With WorldCare International entry in the Chinese market through WorldCare China, it will first establish partnerships with hospitals in many Chinese cities through teaching, and then develop the telemedicine operation gradually. It would allow Chinese users to get the international high-caliber medical services even in China, said Wu Shixin, chief medical advisor of WorldCare China, according to the report.

It is an important step for D-Phone's swing to telemedicine investment.

D-Phone Group began to pay attention to the medical industry very early, and it officially entered this industry in May by injecting capital and human resources in the endeavor to connect the rich medical resources in the United States to the China market, according to Chen Jing, senior vice-president of D-Phone.

"Medical treatment will be an investment hot spot in the future," Chen said. "D-Phone Group has very good mobile platform. Our big problem in the future would be how to connect the mobile platform we have with the medical industry."

As the largest mobile phone retail chain store in China, D-Phone Group runs more than 2,000 brick-and-mortar stores across the country, with 80 million visits of customers annually. However, the online network it owns makes it hard for D-Phone to identify potential medical users. In the online world, its mobile terminals and application could serve to connect users with medical institutions, but there's still a long way to go before the operation could run smoothly.
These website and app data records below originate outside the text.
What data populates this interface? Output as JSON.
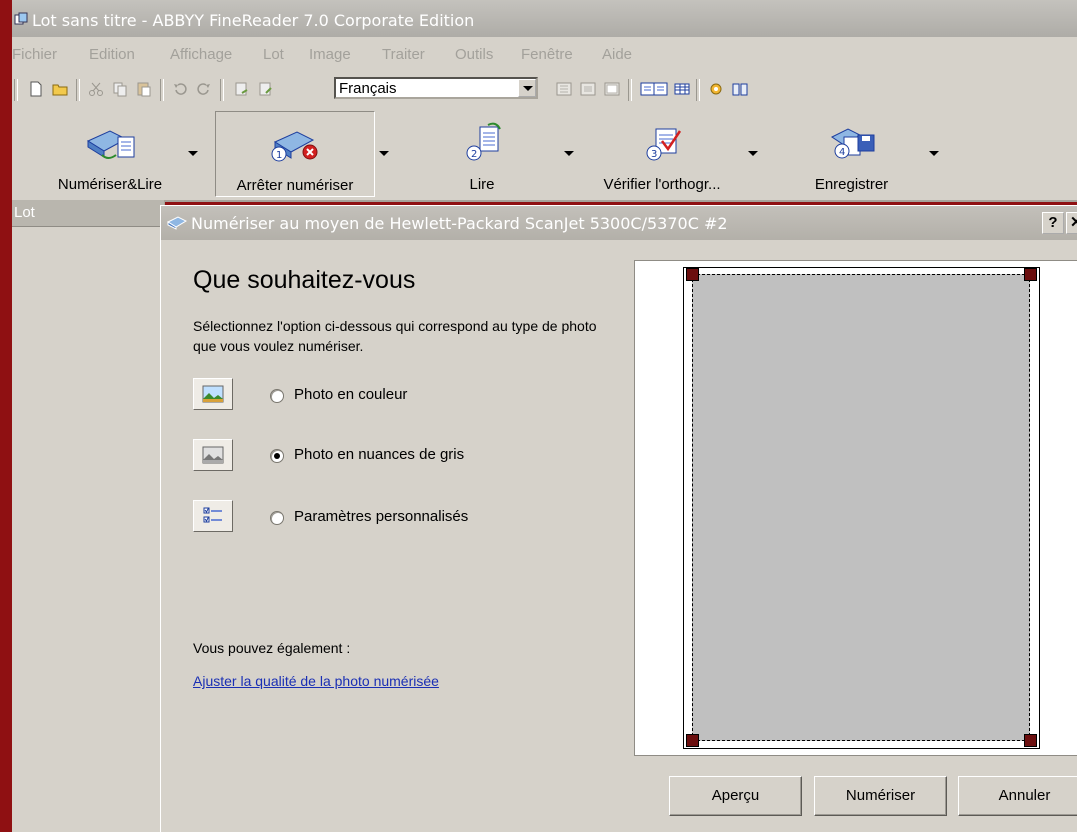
{
  "window": {
    "title": "Lot sans titre - ABBYY FineReader 7.0 Corporate Edition",
    "app_icon": "finereader-batch-icon"
  },
  "menu": [
    "Fichier",
    "Edition",
    "Affichage",
    "Lot",
    "Image",
    "Traiter",
    "Outils",
    "Fenêtre",
    "Aide"
  ],
  "toolbar": {
    "language": "Français",
    "icons": [
      "new-icon",
      "open-icon",
      "cut-icon",
      "copy-icon",
      "paste-icon",
      "undo-icon",
      "redo-icon",
      "page-prev-icon",
      "page-next-icon",
      "view-icon",
      "zoom-icon",
      "layout-icon",
      "split-view-icon",
      "table-icon",
      "options-icon",
      "help-book-icon"
    ]
  },
  "big_buttons": [
    {
      "label": "Numériser&Lire",
      "pressed": false
    },
    {
      "label": "Arrêter numériser",
      "pressed": true
    },
    {
      "label": "Lire",
      "pressed": false
    },
    {
      "label": "Vérifier l'orthogr...",
      "pressed": false
    },
    {
      "label": "Enregistrer",
      "pressed": false
    }
  ],
  "lot_pane": {
    "header": "Lot"
  },
  "dialog": {
    "title": "Numériser au moyen de Hewlett-Packard ScanJet 5300C/5370C #2",
    "help": "?",
    "close": "✕",
    "heading": "Que souhaitez-vous",
    "instructions": "Sélectionnez l'option ci-dessous qui correspond au type de photo que vous voulez numériser.",
    "options": [
      {
        "label": "Photo en couleur",
        "icon": "color-photo-icon",
        "checked": false
      },
      {
        "label": "Photo en nuances de gris",
        "icon": "grayscale-photo-icon",
        "checked": true
      },
      {
        "label": "Paramètres personnalisés",
        "icon": "custom-settings-icon",
        "checked": false
      }
    ],
    "also_label": "Vous pouvez également :",
    "adjust_link": "Ajuster la qualité de la photo numérisée",
    "buttons": {
      "preview": "Aperçu",
      "scan": "Numériser",
      "cancel": "Annuler"
    }
  },
  "colors": {
    "desktop": "#8f1012",
    "window_bg": "#d6d2ca",
    "link": "#1a2fb4",
    "scan_area": "#c0c0c0",
    "handle": "#6b0e0e"
  }
}
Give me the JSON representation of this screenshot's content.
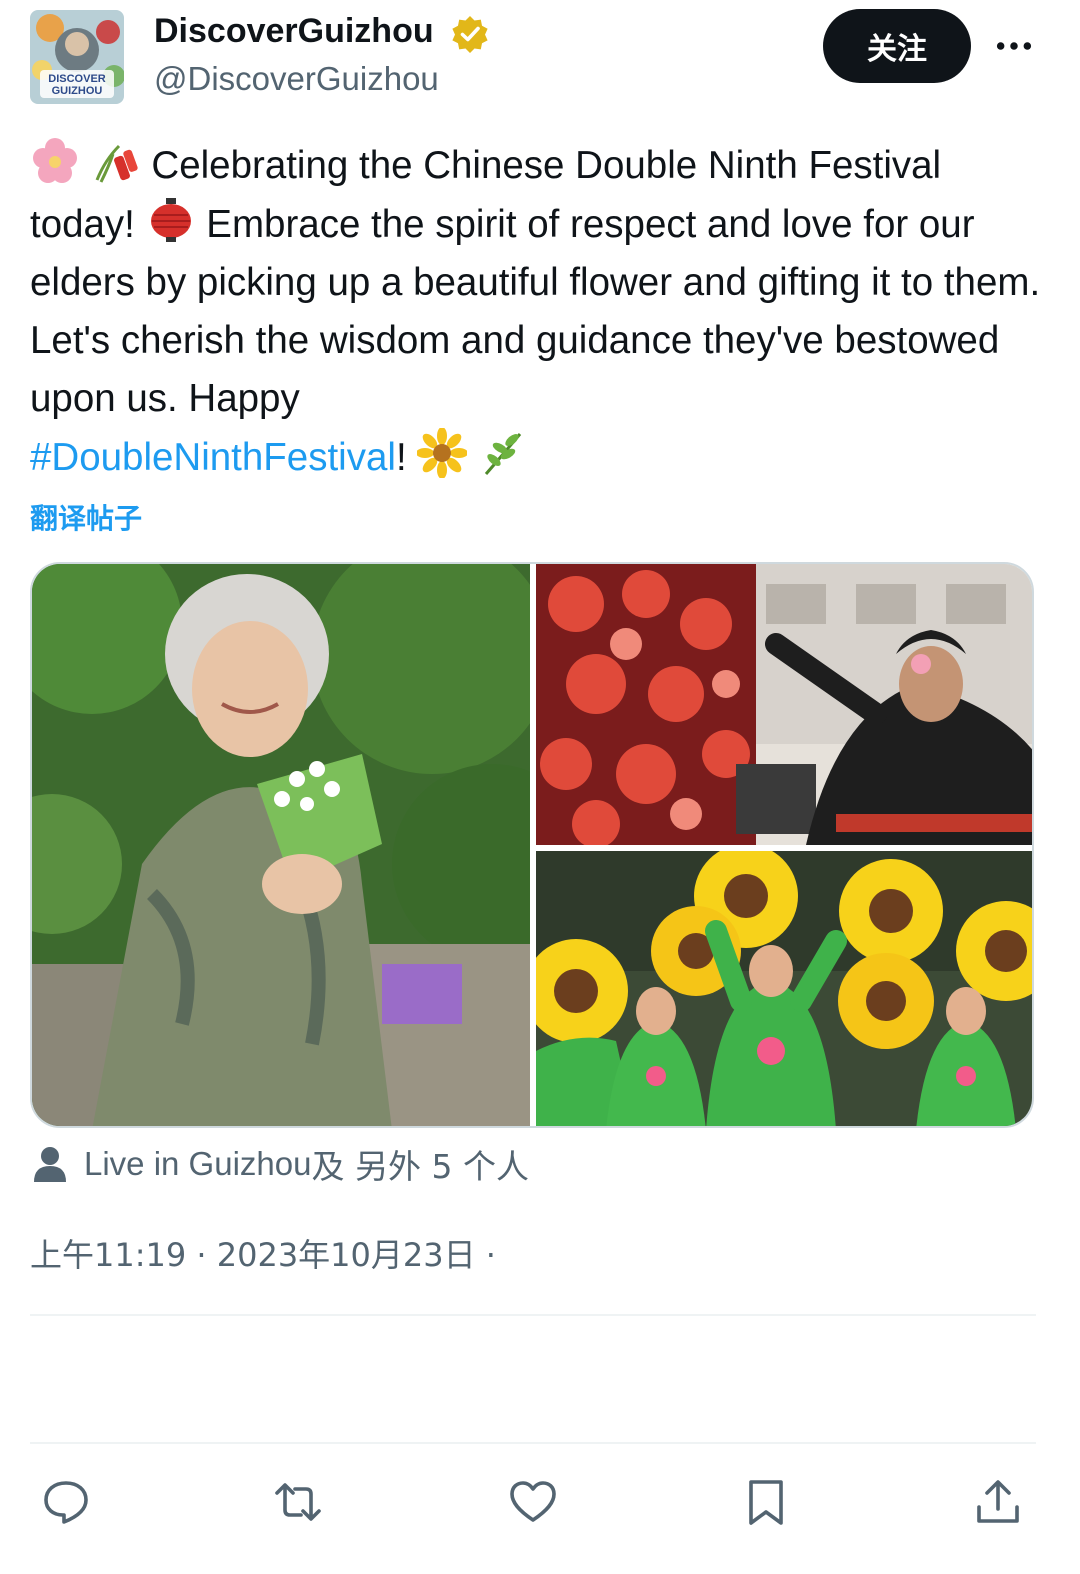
{
  "author": {
    "name": "DiscoverGuizhou",
    "handle": "@DiscoverGuizhou",
    "verified": true,
    "verified_color": "#e2b719",
    "avatar_text": [
      "DISCOVER",
      "GUIZHOU"
    ]
  },
  "follow_button": "关注",
  "more_icon": "more-horizontal-icon",
  "tweet": {
    "lead_emojis": [
      "cherry-blossom-emoji",
      "firecracker-emoji"
    ],
    "text_part1": "Celebrating the Chinese Double Ninth Festival today!",
    "mid_emoji": "red-lantern-emoji",
    "text_part2": "Embrace the spirit of respect and love for our elders by picking up a beautiful flower and gifting it to them. Let's cherish the wisdom and guidance they've bestowed upon us. Happy",
    "hashtag": "#DoubleNinthFestival",
    "exclamation": "!",
    "trail_emojis": [
      "sunflower-emoji",
      "herb-emoji"
    ]
  },
  "translate_link": "翻译帖子",
  "media": [
    {
      "name": "elderly-woman-with-flowers-photo"
    },
    {
      "name": "woman-with-red-paper-flowers-photo"
    },
    {
      "name": "dancers-with-sunflower-props-photo"
    }
  ],
  "tagged": {
    "icon": "person-icon",
    "first": "Live in Guizhou",
    "rest": " 及 另外 5 个人"
  },
  "timestamp": "上午11:19 · 2023年10月23日 ·",
  "actions": [
    {
      "name": "reply-icon"
    },
    {
      "name": "retweet-icon"
    },
    {
      "name": "like-icon"
    },
    {
      "name": "bookmark-icon"
    },
    {
      "name": "share-icon"
    }
  ],
  "colors": {
    "link": "#1d9bf0",
    "secondary_text": "#536471",
    "primary_text": "#0f1419",
    "divider": "#eff3f4"
  }
}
The mobile solution to telemedicine services is still in discussion, but it is full of opportunities, Wu was quoted as saying in the report.